Danniel Oickle is the first to admit his work is not for everyone. The Bytown multi-disciplinary artist’s near constant output of music, poetry, and visual art has fans and detractors in equal numbers. But if the blistering commentary that tends to follow him wherever he goes has any effect, you’d never know it by talking to him.
“I’d rather make people’s tongues wag than have them ignore my work,” he says.” Years ago, I was upset about some backlash I was getting and called my brother. He congratulated me, saying I was finally important enough for people to hate.”
Like much of his work, Oickle’s current album, Blitzkrieg!,is a mélange of styles, blending dance-pop, industrial, blues, and doo-wop. The project had its beginnings two years ago while he was touring with The Corruption of Flesh. Stumbling on the sheet music for a song he’d written at 17 called “To My Love,” he began playing around on the piano.
“It was like discovering an old Polaroid or extra money in your jeans’ pocket,” he says. “Suddenly, memories of youthful love, one-night-stands, and broken hearts flooded back.”
The track became his encore number at live shows and the starting point for the new disc.
Love is an ever-present theme in Oickle’s work; nearly every interview question brings some mention of his husband. But despite being happily hitched, he has no interest in cheery ballads. The album’s title isn’t just a reference to the musical time period he’s dabbling in. It’s an assertion that “love is an act of war.”
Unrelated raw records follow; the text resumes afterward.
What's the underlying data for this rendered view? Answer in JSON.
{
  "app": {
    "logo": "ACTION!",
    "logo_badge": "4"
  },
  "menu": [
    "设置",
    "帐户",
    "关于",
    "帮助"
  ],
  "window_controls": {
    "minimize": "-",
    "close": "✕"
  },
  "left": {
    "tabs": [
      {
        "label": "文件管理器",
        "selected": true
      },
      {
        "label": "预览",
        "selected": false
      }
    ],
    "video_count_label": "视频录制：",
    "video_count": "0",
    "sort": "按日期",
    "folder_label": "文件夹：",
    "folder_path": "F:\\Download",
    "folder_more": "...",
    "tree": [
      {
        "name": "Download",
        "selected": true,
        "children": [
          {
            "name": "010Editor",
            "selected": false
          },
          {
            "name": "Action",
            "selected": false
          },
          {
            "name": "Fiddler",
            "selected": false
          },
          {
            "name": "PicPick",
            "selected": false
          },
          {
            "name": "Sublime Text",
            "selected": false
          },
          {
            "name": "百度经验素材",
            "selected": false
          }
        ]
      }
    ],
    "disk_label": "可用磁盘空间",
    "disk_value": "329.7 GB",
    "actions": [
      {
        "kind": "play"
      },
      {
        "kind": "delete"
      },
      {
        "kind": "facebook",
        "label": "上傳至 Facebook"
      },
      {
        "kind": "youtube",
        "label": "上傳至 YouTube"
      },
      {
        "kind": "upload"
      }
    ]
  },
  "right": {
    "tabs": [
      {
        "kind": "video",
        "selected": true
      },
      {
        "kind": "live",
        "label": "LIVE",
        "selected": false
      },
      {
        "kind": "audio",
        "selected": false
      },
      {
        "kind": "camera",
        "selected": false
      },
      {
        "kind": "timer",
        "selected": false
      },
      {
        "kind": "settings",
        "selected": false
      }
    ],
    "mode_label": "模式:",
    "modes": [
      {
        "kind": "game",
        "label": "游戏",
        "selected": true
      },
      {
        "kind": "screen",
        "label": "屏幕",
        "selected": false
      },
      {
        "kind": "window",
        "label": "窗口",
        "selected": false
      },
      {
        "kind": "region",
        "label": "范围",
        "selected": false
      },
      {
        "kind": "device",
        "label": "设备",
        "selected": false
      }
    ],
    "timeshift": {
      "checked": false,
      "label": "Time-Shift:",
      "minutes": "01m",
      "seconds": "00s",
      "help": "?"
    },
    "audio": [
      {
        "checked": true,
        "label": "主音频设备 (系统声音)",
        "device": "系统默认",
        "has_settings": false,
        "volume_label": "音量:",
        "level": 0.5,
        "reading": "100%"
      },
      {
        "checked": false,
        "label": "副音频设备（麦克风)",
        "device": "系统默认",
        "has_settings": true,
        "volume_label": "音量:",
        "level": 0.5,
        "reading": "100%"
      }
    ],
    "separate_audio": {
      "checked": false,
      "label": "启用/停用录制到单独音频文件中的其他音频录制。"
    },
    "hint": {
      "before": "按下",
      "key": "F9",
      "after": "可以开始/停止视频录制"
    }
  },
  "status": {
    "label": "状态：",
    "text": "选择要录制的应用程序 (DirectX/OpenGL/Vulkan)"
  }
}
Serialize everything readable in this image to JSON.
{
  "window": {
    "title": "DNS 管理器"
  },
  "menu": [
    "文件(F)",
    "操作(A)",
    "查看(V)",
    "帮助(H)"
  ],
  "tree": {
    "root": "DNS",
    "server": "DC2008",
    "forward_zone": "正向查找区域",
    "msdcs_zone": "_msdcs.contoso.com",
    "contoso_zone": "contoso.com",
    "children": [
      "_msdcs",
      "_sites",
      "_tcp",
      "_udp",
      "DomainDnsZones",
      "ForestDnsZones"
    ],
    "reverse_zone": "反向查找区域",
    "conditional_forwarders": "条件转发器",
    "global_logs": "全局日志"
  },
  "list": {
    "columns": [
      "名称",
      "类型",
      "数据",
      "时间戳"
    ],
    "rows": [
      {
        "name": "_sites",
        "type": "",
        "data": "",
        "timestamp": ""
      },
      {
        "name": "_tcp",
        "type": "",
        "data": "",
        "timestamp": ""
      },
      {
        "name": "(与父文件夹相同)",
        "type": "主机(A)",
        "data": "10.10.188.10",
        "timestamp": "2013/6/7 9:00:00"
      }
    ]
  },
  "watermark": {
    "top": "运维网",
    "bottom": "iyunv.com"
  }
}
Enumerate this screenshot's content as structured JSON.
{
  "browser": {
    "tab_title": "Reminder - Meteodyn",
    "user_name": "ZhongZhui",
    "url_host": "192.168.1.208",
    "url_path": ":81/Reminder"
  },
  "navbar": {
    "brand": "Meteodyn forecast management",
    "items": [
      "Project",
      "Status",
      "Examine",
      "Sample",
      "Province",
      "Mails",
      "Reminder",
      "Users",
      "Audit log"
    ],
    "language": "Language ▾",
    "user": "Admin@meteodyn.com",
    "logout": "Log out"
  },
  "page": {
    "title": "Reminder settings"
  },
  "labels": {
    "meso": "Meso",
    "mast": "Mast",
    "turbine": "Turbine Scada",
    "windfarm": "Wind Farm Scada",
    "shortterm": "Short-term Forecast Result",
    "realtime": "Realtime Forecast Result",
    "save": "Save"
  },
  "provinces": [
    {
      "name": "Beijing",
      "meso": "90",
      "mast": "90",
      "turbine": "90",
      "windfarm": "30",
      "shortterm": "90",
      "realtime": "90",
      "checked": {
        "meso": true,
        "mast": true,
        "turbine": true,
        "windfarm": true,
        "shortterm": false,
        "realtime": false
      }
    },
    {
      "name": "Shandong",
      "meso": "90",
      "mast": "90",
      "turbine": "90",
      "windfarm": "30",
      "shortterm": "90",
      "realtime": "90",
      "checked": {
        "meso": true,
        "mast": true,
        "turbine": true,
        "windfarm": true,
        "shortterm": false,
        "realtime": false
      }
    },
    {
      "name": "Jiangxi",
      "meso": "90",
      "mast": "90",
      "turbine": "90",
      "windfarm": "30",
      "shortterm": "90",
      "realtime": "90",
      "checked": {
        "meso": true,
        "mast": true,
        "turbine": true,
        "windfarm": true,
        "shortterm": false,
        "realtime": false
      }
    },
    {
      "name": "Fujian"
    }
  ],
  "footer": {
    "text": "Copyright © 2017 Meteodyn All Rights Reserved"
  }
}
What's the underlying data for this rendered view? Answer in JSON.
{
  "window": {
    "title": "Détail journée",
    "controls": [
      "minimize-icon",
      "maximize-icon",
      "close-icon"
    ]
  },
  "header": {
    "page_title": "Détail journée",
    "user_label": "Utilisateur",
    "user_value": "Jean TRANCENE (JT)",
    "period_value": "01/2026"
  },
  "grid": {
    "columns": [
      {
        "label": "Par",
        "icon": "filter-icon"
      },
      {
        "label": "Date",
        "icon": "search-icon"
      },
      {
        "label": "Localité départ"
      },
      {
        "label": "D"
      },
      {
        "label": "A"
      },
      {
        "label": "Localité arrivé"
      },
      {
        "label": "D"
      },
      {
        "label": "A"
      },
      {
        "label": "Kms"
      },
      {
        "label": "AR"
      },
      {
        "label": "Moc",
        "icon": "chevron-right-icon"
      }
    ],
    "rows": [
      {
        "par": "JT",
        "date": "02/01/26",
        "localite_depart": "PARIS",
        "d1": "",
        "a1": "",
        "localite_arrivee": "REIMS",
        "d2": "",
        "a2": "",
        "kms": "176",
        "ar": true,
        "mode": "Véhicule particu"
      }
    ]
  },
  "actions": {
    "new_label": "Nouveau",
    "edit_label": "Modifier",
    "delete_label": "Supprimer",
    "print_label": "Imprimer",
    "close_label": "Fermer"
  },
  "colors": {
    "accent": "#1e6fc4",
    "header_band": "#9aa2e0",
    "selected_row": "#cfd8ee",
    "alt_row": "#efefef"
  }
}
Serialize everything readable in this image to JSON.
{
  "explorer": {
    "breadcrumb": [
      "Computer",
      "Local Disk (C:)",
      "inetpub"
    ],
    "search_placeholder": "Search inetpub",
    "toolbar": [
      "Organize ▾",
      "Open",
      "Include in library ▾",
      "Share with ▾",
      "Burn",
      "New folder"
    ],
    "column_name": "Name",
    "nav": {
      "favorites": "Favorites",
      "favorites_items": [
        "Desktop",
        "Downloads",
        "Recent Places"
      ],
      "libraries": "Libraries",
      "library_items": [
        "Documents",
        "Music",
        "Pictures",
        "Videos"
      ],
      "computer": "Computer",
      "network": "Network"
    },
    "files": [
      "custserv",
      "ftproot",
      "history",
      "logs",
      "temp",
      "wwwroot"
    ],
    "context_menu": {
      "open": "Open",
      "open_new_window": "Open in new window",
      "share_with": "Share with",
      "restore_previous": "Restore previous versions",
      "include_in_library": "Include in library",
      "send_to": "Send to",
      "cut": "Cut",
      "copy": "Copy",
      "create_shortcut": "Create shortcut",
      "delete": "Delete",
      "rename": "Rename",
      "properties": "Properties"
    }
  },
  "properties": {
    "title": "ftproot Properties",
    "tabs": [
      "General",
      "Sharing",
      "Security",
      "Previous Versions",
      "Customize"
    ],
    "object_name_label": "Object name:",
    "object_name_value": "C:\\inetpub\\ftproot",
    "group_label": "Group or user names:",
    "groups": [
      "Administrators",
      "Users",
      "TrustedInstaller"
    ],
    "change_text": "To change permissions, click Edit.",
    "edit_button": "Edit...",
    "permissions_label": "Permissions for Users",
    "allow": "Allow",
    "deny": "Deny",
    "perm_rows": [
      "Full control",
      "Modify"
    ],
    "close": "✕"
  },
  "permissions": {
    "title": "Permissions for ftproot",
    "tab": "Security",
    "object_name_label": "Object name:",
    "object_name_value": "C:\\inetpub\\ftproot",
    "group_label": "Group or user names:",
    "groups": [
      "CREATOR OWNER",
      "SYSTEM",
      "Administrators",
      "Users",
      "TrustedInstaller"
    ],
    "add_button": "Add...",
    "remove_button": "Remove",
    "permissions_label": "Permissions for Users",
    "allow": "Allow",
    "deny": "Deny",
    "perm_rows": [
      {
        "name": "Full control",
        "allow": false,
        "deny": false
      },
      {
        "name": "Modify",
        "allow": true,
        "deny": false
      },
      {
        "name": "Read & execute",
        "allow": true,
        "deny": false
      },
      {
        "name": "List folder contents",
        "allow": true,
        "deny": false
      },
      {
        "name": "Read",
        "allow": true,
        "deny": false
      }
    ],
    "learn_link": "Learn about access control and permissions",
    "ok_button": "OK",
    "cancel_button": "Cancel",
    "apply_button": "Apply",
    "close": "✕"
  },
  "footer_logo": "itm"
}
“In the queer community, the right to love is its own battle,” he says. “Our love isn’t just an interpersonal act of war, but a declaration against the homogenous hetero-sexist ideals of love. By simply loving each other in our own personal ways, we are waging silent war against cultural expectations.”